  27. Musikul, K. & Abell, S. K. (2009). Professional development for elementary teachers of science in Thailand: A holistic examination. Paper presented at the National Association for Research in Science Teaching, Garden Grove, CA.Google Scholar
  28. National Council of Teachers of Mathematics (NCTM). (1991). Professional standards for teaching mathematics. Reston, VA: Author.Google Scholar
  29. National Staff Development Council (NSDC) (2001). Standards for staff development (revised). Retrieved July 25, 2007, from http://nsdc.org/standards/index.cfm.
  30. Park Rogers, M. A., Abell, S. K., Marra, R. M., Arbaugh, F., Hutchins, K. L., & Cole, J. S. (2010). Orientations to science teacher professional development: An exploratory study. Journal of Science Teacher Education, 21, 309–328.CrossRefGoogle Scholar
  31. Shulman, L. S. (1986). Those who understand: Knowledge growth in teaching. Educational Researcher, 15(2), 4–14.Google Scholar
  32. Shulman, L. S. (1987). Knowledge and teaching: Foundations of the new reform. Harvard Educational Review, 57(1), 1–22.Google Scholar
  33. Volkmann, M. J., Abell, S. K., & Zgagacz, M. (2005). The challenges of teaching physics to preservice elementary teachers: Orientations of the professor, teaching assistant, and students. Science & Education, 89(5), 847–869.CrossRefGoogle Scholar

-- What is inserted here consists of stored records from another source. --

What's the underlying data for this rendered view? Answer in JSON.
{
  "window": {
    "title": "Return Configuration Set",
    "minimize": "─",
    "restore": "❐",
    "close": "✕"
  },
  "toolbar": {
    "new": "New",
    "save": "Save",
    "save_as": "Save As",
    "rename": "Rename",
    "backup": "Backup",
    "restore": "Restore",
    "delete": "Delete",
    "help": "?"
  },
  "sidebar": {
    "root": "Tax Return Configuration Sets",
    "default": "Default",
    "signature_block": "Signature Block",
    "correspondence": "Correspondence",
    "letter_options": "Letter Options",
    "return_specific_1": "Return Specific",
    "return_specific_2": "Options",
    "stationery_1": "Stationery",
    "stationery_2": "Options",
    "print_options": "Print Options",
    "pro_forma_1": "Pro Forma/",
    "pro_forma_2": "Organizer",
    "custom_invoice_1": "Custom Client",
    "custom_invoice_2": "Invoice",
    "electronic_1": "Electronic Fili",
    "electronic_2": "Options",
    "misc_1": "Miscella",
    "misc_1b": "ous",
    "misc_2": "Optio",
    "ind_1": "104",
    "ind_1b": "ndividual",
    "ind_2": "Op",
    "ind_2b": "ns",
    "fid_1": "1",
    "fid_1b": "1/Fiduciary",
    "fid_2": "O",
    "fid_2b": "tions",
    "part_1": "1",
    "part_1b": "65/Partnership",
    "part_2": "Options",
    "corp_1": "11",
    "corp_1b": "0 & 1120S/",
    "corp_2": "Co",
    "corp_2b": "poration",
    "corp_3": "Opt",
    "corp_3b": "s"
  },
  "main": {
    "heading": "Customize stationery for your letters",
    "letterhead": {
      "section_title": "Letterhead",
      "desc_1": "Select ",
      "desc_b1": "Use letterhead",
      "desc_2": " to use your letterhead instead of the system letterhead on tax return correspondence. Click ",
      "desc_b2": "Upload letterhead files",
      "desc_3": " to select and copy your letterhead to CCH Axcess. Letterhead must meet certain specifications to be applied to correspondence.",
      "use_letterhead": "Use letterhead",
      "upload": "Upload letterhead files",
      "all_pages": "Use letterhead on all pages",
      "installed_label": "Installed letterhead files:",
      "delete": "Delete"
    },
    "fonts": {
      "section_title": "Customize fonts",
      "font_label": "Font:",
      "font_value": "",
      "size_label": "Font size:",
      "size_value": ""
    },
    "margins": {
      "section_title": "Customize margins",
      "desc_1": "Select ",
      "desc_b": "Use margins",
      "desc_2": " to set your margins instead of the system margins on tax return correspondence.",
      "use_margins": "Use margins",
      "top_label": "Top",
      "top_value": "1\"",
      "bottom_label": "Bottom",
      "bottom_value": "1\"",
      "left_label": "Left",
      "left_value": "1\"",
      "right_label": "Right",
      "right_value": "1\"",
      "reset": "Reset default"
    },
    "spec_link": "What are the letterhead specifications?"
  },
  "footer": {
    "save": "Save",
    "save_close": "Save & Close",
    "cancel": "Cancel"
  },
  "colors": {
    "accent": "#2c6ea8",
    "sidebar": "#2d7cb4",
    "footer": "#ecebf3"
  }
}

Copyright information

© National Science Council, Taiwan 2010

Authors and Affiliations

  • Rose M. Marra
    • 1
  • Fran Arbaugh
    • 2
  • John Lannin
    • 1
  • Sandra Abell
    • 1
  • Mark Ehlert
    • 1
  • Rena Smith
    • 1
  • Dominike Merle-Johnson
    • 1
  • Meredith Park Rogers
    • 3
  1. 1.University of MissouriColumbiaUSA
  2. 2.The Pennsylvania State UniversityUniversity ParkUSA
  3. 3.Indiana UniversityBloomingtonUSA

Personalised recommendations